As of September prospective students can enrol for the multilingual Bachelor in Linguistics and Literary Studies (MUBA) at the Vrije Universiteit Brussel. This English-language programme boats a unique profile, both in Flanders, Belgium and in Europe. The programme is revolutionary in several respects.
All general courses are taught in English. You choose two main languages from a series of six, in addition, with all language-specific courses taught entirely in those languages (Dutch, English, French, German, Italian or Spanish). From the third bachelor year onwards, you can opt for a minor in one or two more languages, including Chinese. The programme also provides an international experience of six months, either on site or through an innovative form of blended learning at the VUB campus.
Urbanity & Multilingualism
The research strengths of the VUB inform the core of the new programme. The literature courses therefore mainly focus on intermediality and urbanity. In linguistics, the focus is on multilingualism, language variation and the relationship between language and cognition. These specialisations are not only explored in a rebranded set of general courses, but are also addressed in the specific courses on the six main languages offered.

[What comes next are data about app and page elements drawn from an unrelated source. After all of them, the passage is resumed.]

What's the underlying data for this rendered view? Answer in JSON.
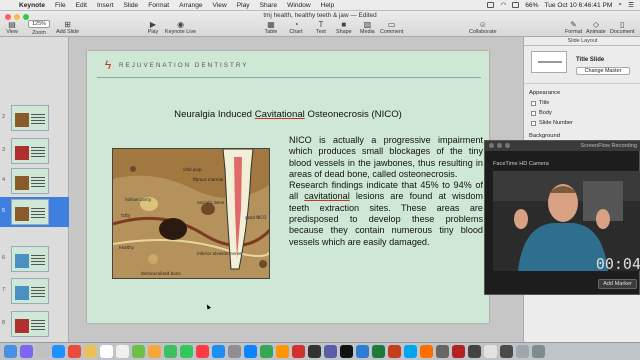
{
  "menubar": {
    "app": "Keynote",
    "items": [
      "File",
      "Edit",
      "Insert",
      "Slide",
      "Format",
      "Arrange",
      "View",
      "Play",
      "Share",
      "Window",
      "Help"
    ],
    "battery": "66%",
    "clock": "Tue Oct 10  6:46:41 PM"
  },
  "window": {
    "title": "tmj health, healthy teeth & jaw — Edited"
  },
  "toolbar": {
    "zoom_value": "125%",
    "view": "View",
    "zoom": "Zoom",
    "add_slide": "Add Slide",
    "play": "Play",
    "keynote_live": "Keynote Live",
    "table": "Table",
    "chart": "Chart",
    "text": "Text",
    "shape": "Shape",
    "media": "Media",
    "comment": "Comment",
    "collaborate": "Collaborate",
    "format": "Format",
    "animate": "Animate",
    "document": "Document"
  },
  "navigator": {
    "slides": [
      {
        "num": "2"
      },
      {
        "num": "3"
      },
      {
        "num": "4"
      },
      {
        "num": "5"
      },
      {
        "num": "6"
      },
      {
        "num": "7"
      },
      {
        "num": "8"
      }
    ]
  },
  "slide": {
    "logo_text": "REJUVENATION DENTISTRY",
    "title_pre": "Neuralgia Induced ",
    "title_u": "Cavitational",
    "title_post": " Osteonecrosis (NICO)",
    "para1": "NICO is actually a progressive impairment which produces small blockages of the tiny blood vessels in the jawbones, thus resulting in areas of dead bone, called osteonecrosis.",
    "para2_pre": "Research findings indicate that 45% to 94% of all ",
    "para2_u": "cavitational",
    "para2_post": " lesions are found at wisdom teeth extraction sites.  These areas are predisposed to develop these problems because they contain numerous tiny blood vessels which are easily damaged.",
    "diagram_labels": [
      "vital pulp",
      "fibrous marrow",
      "necrotic bone",
      "hollow cavity",
      "fatty",
      "good NICO",
      "inferior alveolar nerve",
      "demineralized bone",
      "healthy"
    ]
  },
  "inspector": {
    "tab": "Slide Layout",
    "layout_name": "Title Slide",
    "change_master": "Change Master",
    "appearance": "Appearance",
    "options": [
      "Title",
      "Body",
      "Slide Number"
    ],
    "background": "Background"
  },
  "facetime": {
    "title": "ScreenFlow Recording",
    "camera": "FaceTime HD Camera",
    "timer": "00:04",
    "add_marker": "Add Marker"
  },
  "colors": {
    "slide_bg": "#cfe8d5",
    "selection": "#3f7fdf",
    "logo_red": "#c0392b"
  }
}
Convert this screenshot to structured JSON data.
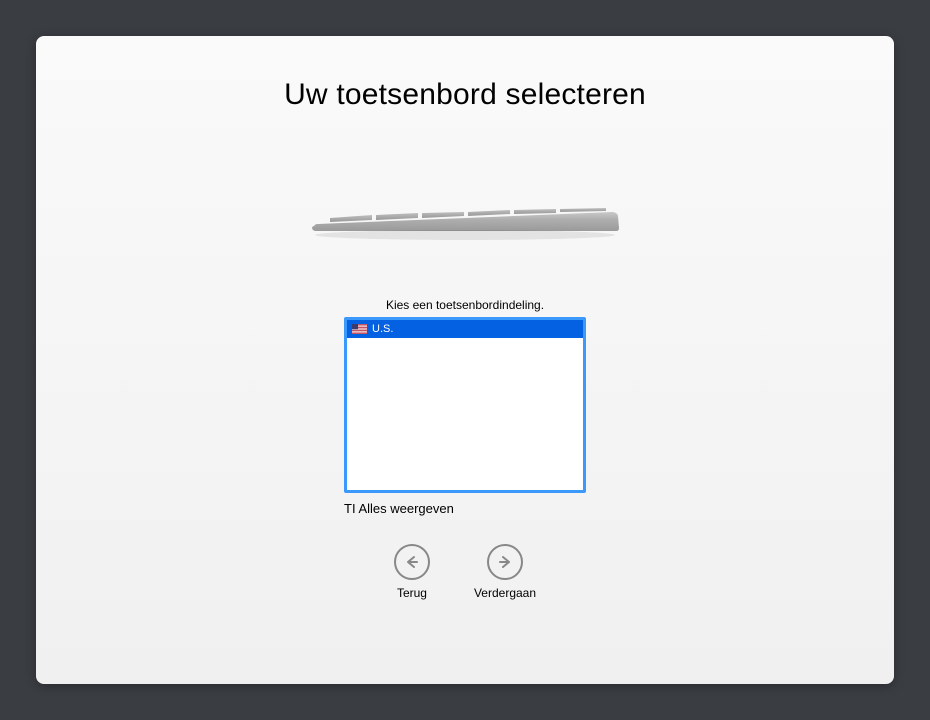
{
  "title": "Uw toetsenbord selecteren",
  "instruction": "Kies een toetsenbordindeling.",
  "layouts": [
    {
      "label": "U.S.",
      "flag": "us",
      "selected": true
    }
  ],
  "show_all_label": "TI Alles weergeven",
  "nav": {
    "back_label": "Terug",
    "continue_label": "Verdergaan"
  }
}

Professor of Dutch Linguistics Wim Vandenbussche said: “The winning factors for this programme are clear from studies in Belgium, but also throughout Europe: multilingualism and multiculturalism are in high demand in the workplace. Companies stress time and again that they do not only need employees with language skills, but also with a good understanding of the multicultural and multilingual world at the beginning of the 21st century.
Committed, urban education that is radically based on our research can provide a substantial answer to this challenge. Add to this the city of Brussels, the second most cosmopolitan city in the world after Dubai, and we have a fully interwoven programme for students from Belgium, all over Europe and far beyond.
Brussels is the ‘living lab’ where our students intensely experience and refine their learning and skills”, added Vandenbussche.
The programme – which is an English-based mirror of the equally revamped Dutch-language bachelor’s degree – ties in directly with the already existing Multilingual Master in Linguistics and Literary Studies (MUMA). With more than 200 students from about 50 different countries, it is the largest and most diverse master’s programme in the field of linguistics and literature in Flanders.
Vandenbussche mentioned also that international students in the MUMA programme asked for an English bachelor’s programme in linguistics and literary studies that would provide a basis for further studies. The request came from them as well.
The programme was built with the international student in mind. Professor Vandenbussche added: “We wanted to tap into that unique element that Brussels has: a large international community, with lots of international and European schools. There are many multilingual and multicultural families in Brussels, with children who also want to see this reflected in their university studies. Our multilingual Bachelor’s programme will certainly feel like home for most of them.
We also attach great importance to ‘mixology’, the fact that with Brussels we teach in a beehive of local, regional and international activities. That really creates the cross-fertilisation between the community of local students and the international student community at the VUB that we want to see in our multilingual BA and MA programmes. In the end, this will also be a great added value for the students in the Dutch-language version of the programme, which will of course continue to exist in parallel.
The VUB has always had in mind that its students should learn in an open atmosphere of tolerance and diversity, and that they should be stimulated to grow into independent and critically thinking individuals, and into world citizens.”
Extra international experience with Erasmus and Eutopia
Languages are best learned in their natural habitat and the programme also caters for this, with a built-in semester focusing on international experiences. For the tried and tested Erasmus exchange experience in the third bachelor year, additional exchange opportunities were set up with VUB’s European alliance partners. But you can also gain that international experience in Brussels. Students can study up to two additional languages in their final bachelor year, and (for non-native students) there will be an extra module in Dutch as a second language.
Vandenbussche pointed out that they give students the opportunity to study up to five languages: in addition to the detailed study of the two main languages and the fluent command of English as a general teaching language, there are the minors in two extra languages. The fact that they can offer a module in Chinese language and culture is a major plus.
A unique alternative will be the ‘EUTOPIA window’, which will allow students in Brussels to take up to 30 ECTS via ‘blended learning’ courses from one of the 10 partners within the EUTOPIA alliance.